When Bloodgood’s lead guitarist left the band to go solo, fans of the 80s metal stalwarts weren’t entirely sure what to expect. We probably assumed more heavy metal–at least that’s what I expected. And while there is certainly some hard rock (almost glam metal) at times, The Other Side was much broader in scope.
The album showcased Zaffiro’s excellent guitar work, as we’d already become familiar with through three albums with Bloodgood: Bloodgood (1986), Detonation (1987, often hailed as the band’s finest effort), and Rock in a Hard Place (1988). But what we didn’t know was that he was also a fine singer, and was on his way to becoming a fantastic and sought-after producer (working on albums by The Reach, Zion, Holy Solider and dozens more). In fact, he self-produced this album.
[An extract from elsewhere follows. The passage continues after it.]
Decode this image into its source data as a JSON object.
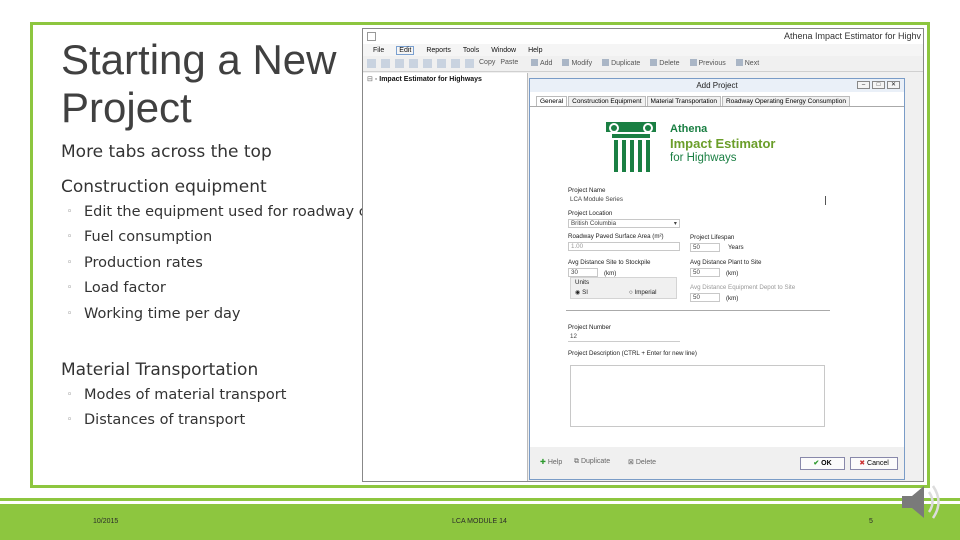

The first time I heard “Diversity” I wasn’t sure what to make of it. The guitar intro wasn’t too unexpected (and very similar to riffs on Zion’s Thunder from the Mountain, which Zaffiro produced), but then those harmonized vocals drop in. What the heck is happening here–was David going soft? Nonetheless, I kept listening. Over time, the track became my favorite song on the album.
Lyrically, the song deals with following the leading of the Spirit into uncharted territories. One can’t help but hear his internal struggles over the decision to leave Bloodgood:
I feel Your leading and I know that I must go
I fold my hands and let You take you take control
Diversity–showing me faces and taking me places that I’ve never been
Diversity–pushing me further but never erasing all that I am
David released three more albums of guitar-oriented rock, but also opened the floodgates on his production work throughout the 90s and well into the 2000s.